Segment Start: INPUT DATA
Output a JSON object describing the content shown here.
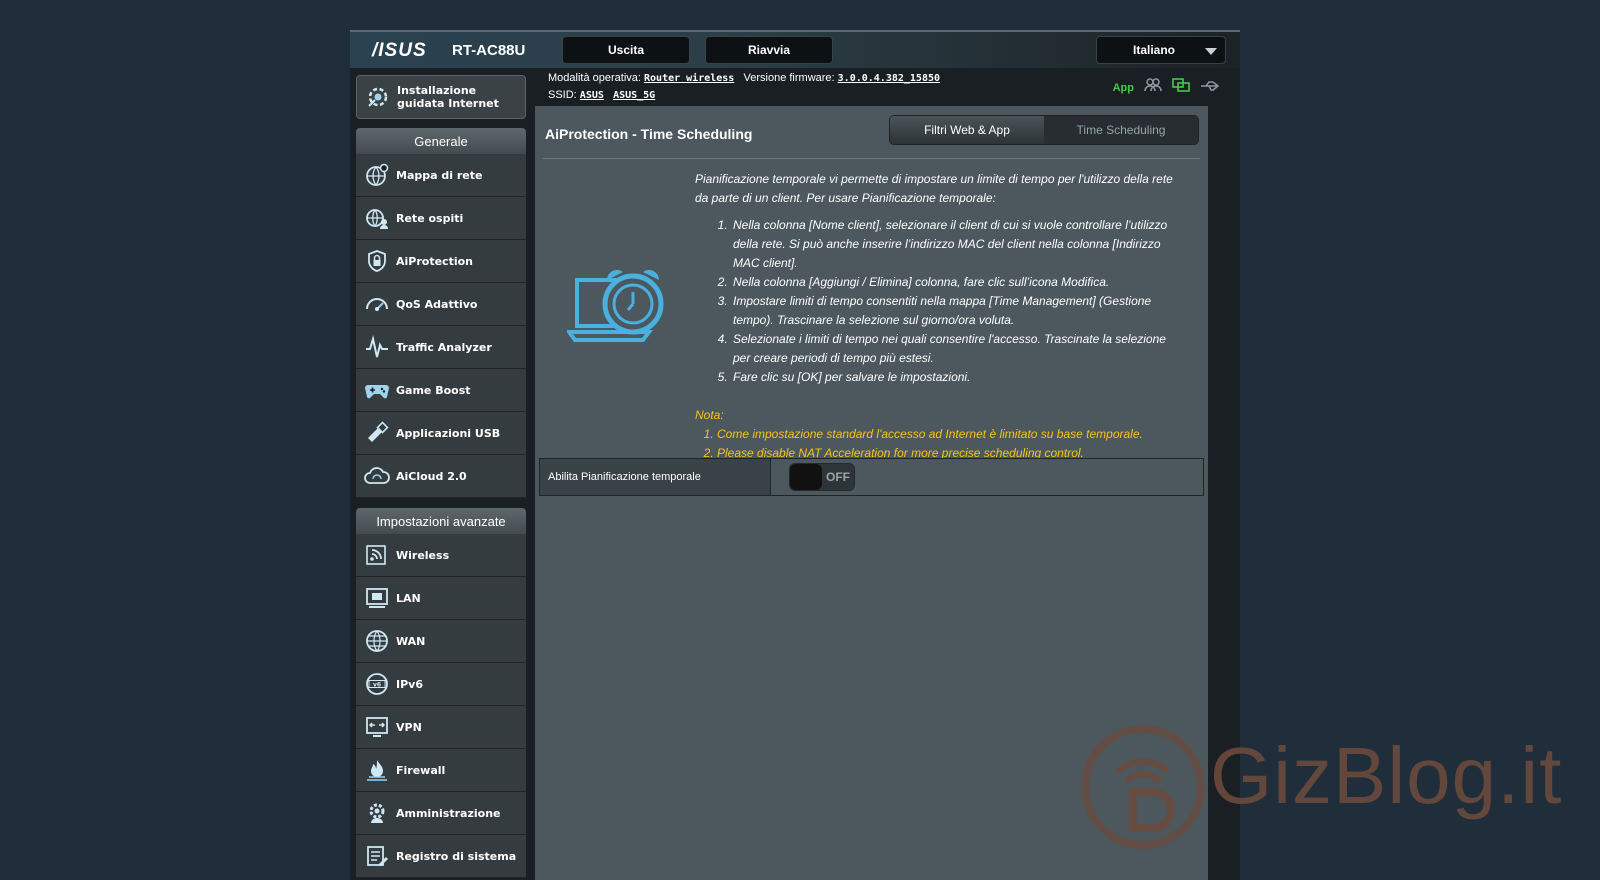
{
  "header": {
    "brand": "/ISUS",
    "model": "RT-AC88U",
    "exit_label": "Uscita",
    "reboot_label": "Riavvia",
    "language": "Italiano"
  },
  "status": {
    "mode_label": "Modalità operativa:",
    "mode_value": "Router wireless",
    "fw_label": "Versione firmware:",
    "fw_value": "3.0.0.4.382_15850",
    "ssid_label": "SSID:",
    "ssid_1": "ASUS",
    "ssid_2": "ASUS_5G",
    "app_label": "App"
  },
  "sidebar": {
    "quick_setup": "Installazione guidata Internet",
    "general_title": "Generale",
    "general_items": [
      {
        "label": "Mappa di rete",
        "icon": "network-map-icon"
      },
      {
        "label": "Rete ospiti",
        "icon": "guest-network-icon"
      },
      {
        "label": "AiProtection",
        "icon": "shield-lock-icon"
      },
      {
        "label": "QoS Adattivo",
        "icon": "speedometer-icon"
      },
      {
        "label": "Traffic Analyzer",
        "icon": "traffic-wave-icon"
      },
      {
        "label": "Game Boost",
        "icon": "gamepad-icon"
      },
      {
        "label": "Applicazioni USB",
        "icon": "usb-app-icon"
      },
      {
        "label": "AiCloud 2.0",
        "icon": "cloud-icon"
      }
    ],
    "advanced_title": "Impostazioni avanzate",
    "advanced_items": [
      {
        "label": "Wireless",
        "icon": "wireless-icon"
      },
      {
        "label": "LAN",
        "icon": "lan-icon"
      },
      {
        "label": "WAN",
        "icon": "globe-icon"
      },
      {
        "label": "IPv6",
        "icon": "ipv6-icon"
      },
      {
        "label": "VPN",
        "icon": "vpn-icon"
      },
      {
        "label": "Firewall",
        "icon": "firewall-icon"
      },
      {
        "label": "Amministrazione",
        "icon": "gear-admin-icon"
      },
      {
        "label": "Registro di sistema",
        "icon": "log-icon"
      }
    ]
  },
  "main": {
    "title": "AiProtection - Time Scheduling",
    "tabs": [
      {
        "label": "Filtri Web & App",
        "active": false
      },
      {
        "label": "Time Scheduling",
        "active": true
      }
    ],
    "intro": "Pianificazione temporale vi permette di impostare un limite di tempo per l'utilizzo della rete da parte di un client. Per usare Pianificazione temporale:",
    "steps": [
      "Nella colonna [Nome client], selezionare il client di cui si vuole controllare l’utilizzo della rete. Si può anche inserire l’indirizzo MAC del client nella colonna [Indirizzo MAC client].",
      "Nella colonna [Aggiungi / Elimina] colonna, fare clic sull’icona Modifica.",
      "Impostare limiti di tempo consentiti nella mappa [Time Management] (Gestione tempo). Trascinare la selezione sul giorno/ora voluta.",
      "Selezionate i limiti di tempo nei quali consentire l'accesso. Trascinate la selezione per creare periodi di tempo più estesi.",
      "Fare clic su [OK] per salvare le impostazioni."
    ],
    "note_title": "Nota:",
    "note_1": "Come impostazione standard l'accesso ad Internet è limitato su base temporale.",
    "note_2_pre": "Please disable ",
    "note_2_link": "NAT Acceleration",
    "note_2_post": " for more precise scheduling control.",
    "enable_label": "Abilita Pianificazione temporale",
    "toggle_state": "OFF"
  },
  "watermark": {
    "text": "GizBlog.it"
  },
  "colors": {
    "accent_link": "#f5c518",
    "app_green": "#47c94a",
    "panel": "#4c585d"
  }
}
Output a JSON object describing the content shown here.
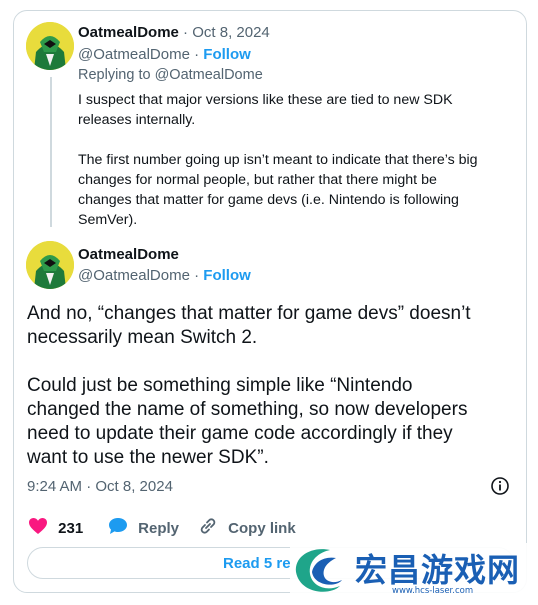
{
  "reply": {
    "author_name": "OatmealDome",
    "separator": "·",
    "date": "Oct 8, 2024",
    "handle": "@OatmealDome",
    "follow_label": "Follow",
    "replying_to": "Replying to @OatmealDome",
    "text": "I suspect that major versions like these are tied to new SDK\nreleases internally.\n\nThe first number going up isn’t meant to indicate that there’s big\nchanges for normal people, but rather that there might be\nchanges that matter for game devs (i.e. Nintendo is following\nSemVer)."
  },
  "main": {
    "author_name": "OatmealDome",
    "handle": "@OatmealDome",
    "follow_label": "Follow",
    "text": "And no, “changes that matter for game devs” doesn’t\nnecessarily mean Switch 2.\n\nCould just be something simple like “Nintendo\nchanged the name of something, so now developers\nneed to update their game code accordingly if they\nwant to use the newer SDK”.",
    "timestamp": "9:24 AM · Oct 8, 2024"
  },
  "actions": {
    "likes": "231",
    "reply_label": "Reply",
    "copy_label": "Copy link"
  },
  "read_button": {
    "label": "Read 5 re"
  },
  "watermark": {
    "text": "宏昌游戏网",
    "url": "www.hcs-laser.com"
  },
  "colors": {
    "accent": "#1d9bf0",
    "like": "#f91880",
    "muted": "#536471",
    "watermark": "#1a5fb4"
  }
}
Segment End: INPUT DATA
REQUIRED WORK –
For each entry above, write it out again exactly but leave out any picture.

COMPLETED EXERCISE –
Output a JSON object describing the content shown here.
{
  "header": {
    "brand": "/ISUS",
    "model": "RT-AC88U",
    "exit_label": "Uscita",
    "reboot_label": "Riavvia",
    "language": "Italiano"
  },
  "status": {
    "mode_label": "Modalità operativa:",
    "mode_value": "Router wireless",
    "fw_label": "Versione firmware:",
    "fw_value": "3.0.0.4.382_15850",
    "ssid_label": "SSID:",
    "ssid_1": "ASUS",
    "ssid_2": "ASUS_5G",
    "app_label": "App"
  },
  "sidebar": {
    "quick_setup": "Installazione guidata Internet",
    "general_title": "Generale",
    "general_items": [
      {
        "label": "Mappa di rete",
        "icon": "network-map-icon"
      },
      {
        "label": "Rete ospiti",
        "icon": "guest-network-icon"
      },
      {
        "label": "AiProtection",
        "icon": "shield-lock-icon"
      },
      {
        "label": "QoS Adattivo",
        "icon": "speedometer-icon"
      },
      {
        "label": "Traffic Analyzer",
        "icon": "traffic-wave-icon"
      },
      {
        "label": "Game Boost",
        "icon": "gamepad-icon"
      },
      {
        "label": "Applicazioni USB",
        "icon": "usb-app-icon"
      },
      {
        "label": "AiCloud 2.0",
        "icon": "cloud-icon"
      }
    ],
    "advanced_title": "Impostazioni avanzate",
    "advanced_items": [
      {
        "label": "Wireless",
        "icon": "wireless-icon"
      },
      {
        "label": "LAN",
        "icon": "lan-icon"
      },
      {
        "label": "WAN",
        "icon": "globe-icon"
      },
      {
        "label": "IPv6",
        "icon": "ipv6-icon"
      },
      {
        "label": "VPN",
        "icon": "vpn-icon"
      },
      {
        "label": "Firewall",
        "icon": "firewall-icon"
      },
      {
        "label": "Amministrazione",
        "icon": "gear-admin-icon"
      },
      {
        "label": "Registro di sistema",
        "icon": "log-icon"
      }
    ]
  },
  "main": {
    "title": "AiProtection - Time Scheduling",
    "tabs": [
      {
        "label": "Filtri Web & App",
        "active": false
      },
      {
        "label": "Time Scheduling",
        "active": true
      }
    ],
    "intro": "Pianificazione temporale vi permette di impostare un limite di tempo per l'utilizzo della rete da parte di un client. Per usare Pianificazione temporale:",
    "steps": [
      "Nella colonna [Nome client], selezionare il client di cui si vuole controllare l’utilizzo della rete. Si può anche inserire l’indirizzo MAC del client nella colonna [Indirizzo MAC client].",
      "Nella colonna [Aggiungi / Elimina] colonna, fare clic sull’icona Modifica.",
      "Impostare limiti di tempo consentiti nella mappa [Time Management] (Gestione tempo). Trascinare la selezione sul giorno/ora voluta.",
      "Selezionate i limiti di tempo nei quali consentire l'accesso. Trascinate la selezione per creare periodi di tempo più estesi.",
      "Fare clic su [OK] per salvare le impostazioni."
    ],
    "note_title": "Nota:",
    "note_1": "Come impostazione standard l'accesso ad Internet è limitato su base temporale.",
    "note_2_pre": "Please disable ",
    "note_2_link": "NAT Acceleration",
    "note_2_post": " for more precise scheduling control.",
    "enable_label": "Abilita Pianificazione temporale",
    "toggle_state": "OFF"
  },
  "watermark": {
    "text": "GizBlog.it"
  },
  "colors": {
    "accent_link": "#f5c518",
    "app_green": "#47c94a",
    "panel": "#4c585d"
  }
}
Output a JSON object describing the content shown here.
{
  "reply": {
    "author_name": "OatmealDome",
    "separator": "·",
    "date": "Oct 8, 2024",
    "handle": "@OatmealDome",
    "follow_label": "Follow",
    "replying_to": "Replying to @OatmealDome",
    "text": "I suspect that major versions like these are tied to new SDK\nreleases internally.\n\nThe first number going up isn’t meant to indicate that there’s big\nchanges for normal people, but rather that there might be\nchanges that matter for game devs (i.e. Nintendo is following\nSemVer)."
  },
  "main": {
    "author_name": "OatmealDome",
    "handle": "@OatmealDome",
    "follow_label": "Follow",
    "text": "And no, “changes that matter for game devs” doesn’t\nnecessarily mean Switch 2.\n\nCould just be something simple like “Nintendo\nchanged the name of something, so now developers\nneed to update their game code accordingly if they\nwant to use the newer SDK”.",
    "timestamp": "9:24 AM · Oct 8, 2024"
  },
  "actions": {
    "likes": "231",
    "reply_label": "Reply",
    "copy_label": "Copy link"
  },
  "read_button": {
    "label": "Read 5 re"
  },
  "watermark": {
    "text": "宏昌游戏网",
    "url": "www.hcs-laser.com"
  },
  "colors": {
    "accent": "#1d9bf0",
    "like": "#f91880",
    "muted": "#536471",
    "watermark": "#1a5fb4"
  }
}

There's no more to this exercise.